Click hereto see the story in pictures. There's also a very informative video on YouTube made during WWII explaining the story of sisal. Planting The fields are prepared for planting. Holes are dug in rows of 100 marked out by a metal strip. Roots are trimmed from young plants and phosphate powder added to each hole to stimulate growth.
Harvesting Mature plants are harvested by cutting the lower spears. The sharp black tips are trimmed, the leaves tied in bundles of 25, stacked, counted and taken by truck to the decorticator.
Decorticator The awesome decorticator strips the outer layer of the sisal leaf (the cortex) to expose the sisal fibres within. Lots of water is used in the process which is taken from a borehole closeby.
Drying The wet and green fibres are stacked on poles and taken to the washing lines to dry. The drying wires are strung on crosses, at times, resembling a mass war grave. The sun dries and bleaches the fibres to the evocative and familiar cream colour of sisal.
Brushing and Bailing The fibres are brushed in huge drums and placed in layers in crates ready for bailing. The bailer exerts extreme pressure on the fibres to squash it into shape. One bale weighs 200 kg.
String and Rope Some sisal is spun into string and rope for tying the bales and for other local uses on the farm.
Waste & Recycling Some fibres escape the decorticator and are washed in channels to a dump. The lushious green cortex is bagged and put directly into the biogas plant on the farm. Through this, and the waste from the dairy cows, the farm can generate half it's electricity needs.

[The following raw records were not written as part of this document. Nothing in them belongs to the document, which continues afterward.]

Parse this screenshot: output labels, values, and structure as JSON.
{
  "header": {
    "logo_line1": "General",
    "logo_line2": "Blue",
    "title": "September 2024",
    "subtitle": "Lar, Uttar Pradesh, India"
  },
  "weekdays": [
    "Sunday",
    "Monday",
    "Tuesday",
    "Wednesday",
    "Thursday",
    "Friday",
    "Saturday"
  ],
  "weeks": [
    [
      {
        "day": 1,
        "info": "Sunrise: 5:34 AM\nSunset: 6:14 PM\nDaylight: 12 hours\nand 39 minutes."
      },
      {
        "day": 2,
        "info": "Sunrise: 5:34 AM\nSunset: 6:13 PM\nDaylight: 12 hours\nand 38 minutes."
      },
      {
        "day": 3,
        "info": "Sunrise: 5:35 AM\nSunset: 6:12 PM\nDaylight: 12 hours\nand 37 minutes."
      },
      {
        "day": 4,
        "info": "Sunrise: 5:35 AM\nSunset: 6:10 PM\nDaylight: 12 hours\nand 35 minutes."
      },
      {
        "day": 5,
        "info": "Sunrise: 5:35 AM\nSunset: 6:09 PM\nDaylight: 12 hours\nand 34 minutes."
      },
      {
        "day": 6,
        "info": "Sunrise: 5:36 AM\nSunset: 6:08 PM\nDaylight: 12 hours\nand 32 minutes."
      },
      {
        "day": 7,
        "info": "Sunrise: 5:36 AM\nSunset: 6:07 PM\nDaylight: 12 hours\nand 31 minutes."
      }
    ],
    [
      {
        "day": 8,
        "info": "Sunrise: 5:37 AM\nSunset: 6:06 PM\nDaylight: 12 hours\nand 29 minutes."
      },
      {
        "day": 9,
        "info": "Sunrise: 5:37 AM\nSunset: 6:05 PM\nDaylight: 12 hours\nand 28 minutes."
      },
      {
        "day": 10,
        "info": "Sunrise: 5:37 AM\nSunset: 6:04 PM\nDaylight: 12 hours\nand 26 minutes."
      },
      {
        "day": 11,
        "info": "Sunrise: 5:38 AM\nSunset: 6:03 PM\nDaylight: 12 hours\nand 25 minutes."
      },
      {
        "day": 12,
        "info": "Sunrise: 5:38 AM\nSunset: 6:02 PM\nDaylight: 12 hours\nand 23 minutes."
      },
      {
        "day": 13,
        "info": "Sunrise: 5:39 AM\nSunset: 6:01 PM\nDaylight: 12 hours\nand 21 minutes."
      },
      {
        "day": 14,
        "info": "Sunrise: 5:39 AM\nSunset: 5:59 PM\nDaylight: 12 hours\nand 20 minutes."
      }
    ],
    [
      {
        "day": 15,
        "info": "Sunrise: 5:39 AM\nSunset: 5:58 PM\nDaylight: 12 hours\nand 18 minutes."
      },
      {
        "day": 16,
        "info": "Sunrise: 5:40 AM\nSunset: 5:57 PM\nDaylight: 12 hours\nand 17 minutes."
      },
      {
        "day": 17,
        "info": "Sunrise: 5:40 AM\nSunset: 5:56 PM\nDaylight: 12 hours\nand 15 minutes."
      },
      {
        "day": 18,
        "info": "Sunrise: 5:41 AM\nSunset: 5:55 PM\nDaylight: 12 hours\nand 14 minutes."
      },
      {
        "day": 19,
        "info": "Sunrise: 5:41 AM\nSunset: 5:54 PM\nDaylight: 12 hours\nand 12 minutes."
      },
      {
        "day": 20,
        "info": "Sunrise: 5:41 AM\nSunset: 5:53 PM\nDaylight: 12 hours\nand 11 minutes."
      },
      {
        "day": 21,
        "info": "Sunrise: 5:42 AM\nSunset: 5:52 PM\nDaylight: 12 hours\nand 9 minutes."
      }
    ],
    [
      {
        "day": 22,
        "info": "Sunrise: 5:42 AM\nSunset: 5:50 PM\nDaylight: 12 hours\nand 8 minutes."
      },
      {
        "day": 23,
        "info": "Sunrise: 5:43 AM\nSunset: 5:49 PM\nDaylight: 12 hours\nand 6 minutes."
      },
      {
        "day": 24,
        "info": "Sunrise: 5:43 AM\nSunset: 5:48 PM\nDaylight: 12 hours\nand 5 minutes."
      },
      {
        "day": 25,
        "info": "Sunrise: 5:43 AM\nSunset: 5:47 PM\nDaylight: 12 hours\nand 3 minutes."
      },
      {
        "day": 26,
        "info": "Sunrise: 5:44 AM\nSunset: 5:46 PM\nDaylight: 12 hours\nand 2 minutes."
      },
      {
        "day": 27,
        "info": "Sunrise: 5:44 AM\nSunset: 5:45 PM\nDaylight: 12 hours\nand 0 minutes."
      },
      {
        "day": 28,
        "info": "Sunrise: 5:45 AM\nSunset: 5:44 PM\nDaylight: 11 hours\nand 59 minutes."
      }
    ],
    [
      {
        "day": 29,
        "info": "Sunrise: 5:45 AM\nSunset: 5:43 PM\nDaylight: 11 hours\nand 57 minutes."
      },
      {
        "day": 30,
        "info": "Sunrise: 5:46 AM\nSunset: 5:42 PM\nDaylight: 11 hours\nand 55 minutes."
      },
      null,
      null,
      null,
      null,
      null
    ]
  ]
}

End products. All sisal from Kilifi Sisal Plantation is exported. It's used for making twine and rope, carpets, buffing cloth, dartboards, mattresses, handicrafts, wire rope cores (e.g. in elevators) and as an environmentally friendly padding in the dashboards and doors of Mercedes Benz cars.